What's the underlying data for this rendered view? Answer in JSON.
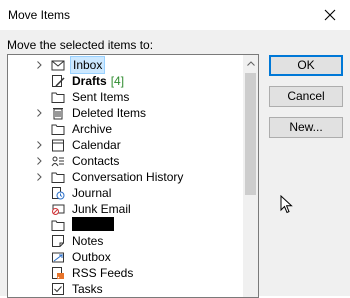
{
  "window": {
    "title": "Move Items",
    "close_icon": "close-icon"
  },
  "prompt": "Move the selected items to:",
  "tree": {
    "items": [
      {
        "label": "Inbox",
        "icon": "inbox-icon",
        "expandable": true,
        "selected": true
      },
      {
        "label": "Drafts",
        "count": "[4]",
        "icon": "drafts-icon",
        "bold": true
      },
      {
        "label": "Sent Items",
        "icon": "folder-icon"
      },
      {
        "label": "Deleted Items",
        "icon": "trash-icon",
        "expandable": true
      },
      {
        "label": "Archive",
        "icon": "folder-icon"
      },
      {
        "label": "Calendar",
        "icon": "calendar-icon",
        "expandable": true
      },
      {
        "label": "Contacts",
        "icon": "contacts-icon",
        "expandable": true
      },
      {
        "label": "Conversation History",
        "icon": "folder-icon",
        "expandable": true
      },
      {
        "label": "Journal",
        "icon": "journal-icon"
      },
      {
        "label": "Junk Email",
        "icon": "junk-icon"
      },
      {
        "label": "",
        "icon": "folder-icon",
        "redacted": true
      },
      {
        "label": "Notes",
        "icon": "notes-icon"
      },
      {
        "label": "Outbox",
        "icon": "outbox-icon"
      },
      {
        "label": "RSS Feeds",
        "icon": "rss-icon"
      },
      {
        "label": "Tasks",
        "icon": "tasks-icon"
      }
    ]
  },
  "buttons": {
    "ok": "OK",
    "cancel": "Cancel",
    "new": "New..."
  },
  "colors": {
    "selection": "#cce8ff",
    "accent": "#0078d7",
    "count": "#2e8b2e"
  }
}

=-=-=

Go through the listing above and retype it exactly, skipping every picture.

What's the underlying data for this rendered view? Answer in JSON.
{
  "window": {
    "title": "Move Items",
    "close_icon": "close-icon"
  },
  "prompt": "Move the selected items to:",
  "tree": {
    "items": [
      {
        "label": "Inbox",
        "icon": "inbox-icon",
        "expandable": true,
        "selected": true
      },
      {
        "label": "Drafts",
        "count": "[4]",
        "icon": "drafts-icon",
        "bold": true
      },
      {
        "label": "Sent Items",
        "icon": "folder-icon"
      },
      {
        "label": "Deleted Items",
        "icon": "trash-icon",
        "expandable": true
      },
      {
        "label": "Archive",
        "icon": "folder-icon"
      },
      {
        "label": "Calendar",
        "icon": "calendar-icon",
        "expandable": true
      },
      {
        "label": "Contacts",
        "icon": "contacts-icon",
        "expandable": true
      },
      {
        "label": "Conversation History",
        "icon": "folder-icon",
        "expandable": true
      },
      {
        "label": "Journal",
        "icon": "journal-icon"
      },
      {
        "label": "Junk Email",
        "icon": "junk-icon"
      },
      {
        "label": "",
        "icon": "folder-icon",
        "redacted": true
      },
      {
        "label": "Notes",
        "icon": "notes-icon"
      },
      {
        "label": "Outbox",
        "icon": "outbox-icon"
      },
      {
        "label": "RSS Feeds",
        "icon": "rss-icon"
      },
      {
        "label": "Tasks",
        "icon": "tasks-icon"
      }
    ]
  },
  "buttons": {
    "ok": "OK",
    "cancel": "Cancel",
    "new": "New..."
  },
  "colors": {
    "selection": "#cce8ff",
    "accent": "#0078d7",
    "count": "#2e8b2e"
  }
}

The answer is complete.